TribLIVE

| News

 
Larger text Larger text Smaller text Smaller text | Order Photo Reprints

29 Pittsburgh-area school districts get state OK to exceed cap on tax increases

Email Newsletters

Click here to sign up for one of our email newsletters.

Over the top

Following are the area school districts that received exceptions from the state on the amount they can raise property taxes. For more details, visit: www.education.state.pa.us and click on “2013-14 Report on Referendum Exceptions.”

Allegheny County: Avonworth, Bethel Park, Brentwood, Clairton, Keystone Oaks, Mt. Lebanon, North Allegheny, Pine-Richland, Riverview, South Fayette and West Allegheny

Armstrong County: Armstrong and Freeport

Beaver County: Ambridge, Freedom, Rochester and Western Beaver

Butler County: Seneca Valley and Slippery Rock

Fayette County: Laurel Highland

Indiana County: Indiana

Somerset County: Somerset, Shanksville-Stoneycreek and Windber

Washington County: Burgettstown and Washington

Westmoreland County: Derry, Franklin Regional and New Kensington-Arnold

Daily Photo Galleries

Allegheny Photo Galleries

Wednesday, May 1, 2013, 12:01 a.m.
 

State education officials have given more than a third of Pennsylvania's school districts — including 29 in the Pittsburgh area — permission to raise property taxes higher than a predetermined cap would allow.

A 2006 law — Act 1 — requires districts to keep tax increases within a so-called “index” that limits the amount they can levy based on a formula calculated by the state.

To increase taxes above the cap, districts must get an exception from the state or ask voters to approve a referendum, said Tim Eller, spokesman for the Department of Education.

Exceptions are granted if districts need the money to:

• Meet pension obligations.

• Pay for special education.

• Make payments on previous construction debt.

• Pay for construction that was approved by voters.

“The law is a balancing act between residents' ability to pay taxes versus what schools need to continue operating,” Eller said. “It's there to keep school boards from increasing spending at alarming rates without giving voters a say or having it subject to checks and balances.”

But just because a district gets an exception does not mean it will use it, Eller said.

This school year, $48.2 million of the $159.9 million approved, or 30 percent, was spent by districts.

In 2011-12, $95.5 million of the $265.8 million, or 36 percent, in approved exceptions was spent.

While the board of the Franklin Regional School District in Westmoreland County approved a preliminary budget this year that would require voters to approve a tax increase above the index, district officials have no plans to seek it.

“We had to make that decision on whether or not to apply for the exception,” said Jon Perry, the district's business manager. “We have no intention of utilizing it.”

Act 1 requires districts submit a preliminary budget in February.

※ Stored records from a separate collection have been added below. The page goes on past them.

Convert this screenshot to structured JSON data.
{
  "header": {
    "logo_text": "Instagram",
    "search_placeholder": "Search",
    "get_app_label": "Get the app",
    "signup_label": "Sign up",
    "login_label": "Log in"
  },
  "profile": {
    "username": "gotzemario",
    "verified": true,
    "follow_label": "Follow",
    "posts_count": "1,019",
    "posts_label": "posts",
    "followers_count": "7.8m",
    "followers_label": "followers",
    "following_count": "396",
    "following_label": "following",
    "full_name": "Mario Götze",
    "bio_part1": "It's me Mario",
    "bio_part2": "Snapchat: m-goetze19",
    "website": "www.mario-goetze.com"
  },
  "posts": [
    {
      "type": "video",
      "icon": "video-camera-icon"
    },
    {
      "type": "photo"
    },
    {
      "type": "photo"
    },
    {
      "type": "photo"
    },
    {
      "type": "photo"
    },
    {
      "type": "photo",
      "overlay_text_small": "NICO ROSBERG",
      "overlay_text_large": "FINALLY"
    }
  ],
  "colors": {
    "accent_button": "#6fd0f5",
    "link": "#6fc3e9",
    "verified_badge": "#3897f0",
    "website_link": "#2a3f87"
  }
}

But a final budget does not have to be approved until June 30.

Franklin Regional's preliminary budget for 2013-14 earmarked $528,473 in spending that exceeded the state index and would require a 1.57 mill tax increase above the 3.33 mill hike already called for in the spending plan.

The state approved raising taxes by only 1.48 mills, which would leave a $30,507 unfunded hole in the budget.

A mill equals $1 for every $1,000 of a property's assessed value.The South Fayette School District had $914,255 in its preliminary budget that exceeded the state index.

The state approved raising taxes by only 0.3 mills above the index, which leaves $567,685 in the budget that is unfunded.

“We continue to make cuts in our budget and will work to avoid having to go to taxpayers for more money,” Superintendent Bille Pearce Rondinelli said. “Our only goal is to whittle it down.”

Staff writer Amanda Dolasinski contributed to this report. Tony LaRussa is a staff writer for Trib Total Media. He can be reached at 412-320-7987 or tlarussa@tribweb.com.

Subscribe today! Click here for our subscription offers.

 

 

 


Show commenting policy

Most-Read Allegheny

  1. State lawmaker proposes increasing cost of state fishing licenses
  2. Pittsburgh schools chief Lane stepping down next summer
  3. Pittsburgh Mayor Peduto: Public has stake in Penguins
  4. Saudi King Salman assured on Iran nuclear deal in U.S. trip
  5. Belle Vernon woman visits ship like lander she helped build as WWII welder
  6. West Jefferson Hills schools close because of gun threat
  7. Construction to close roads in O’Hara, Baldwin Borough
  8. Pittsburgh Zoo staff caring for African lion suffering from seizure condition
  9. Truck hits teen cyclist, goes over Brighton Heights hillside
  10. Shaler man charged with homicide, abuse of corpse in McKeesport woman’s death
  11. Asking price for Penguins franchise said to be at a record $750M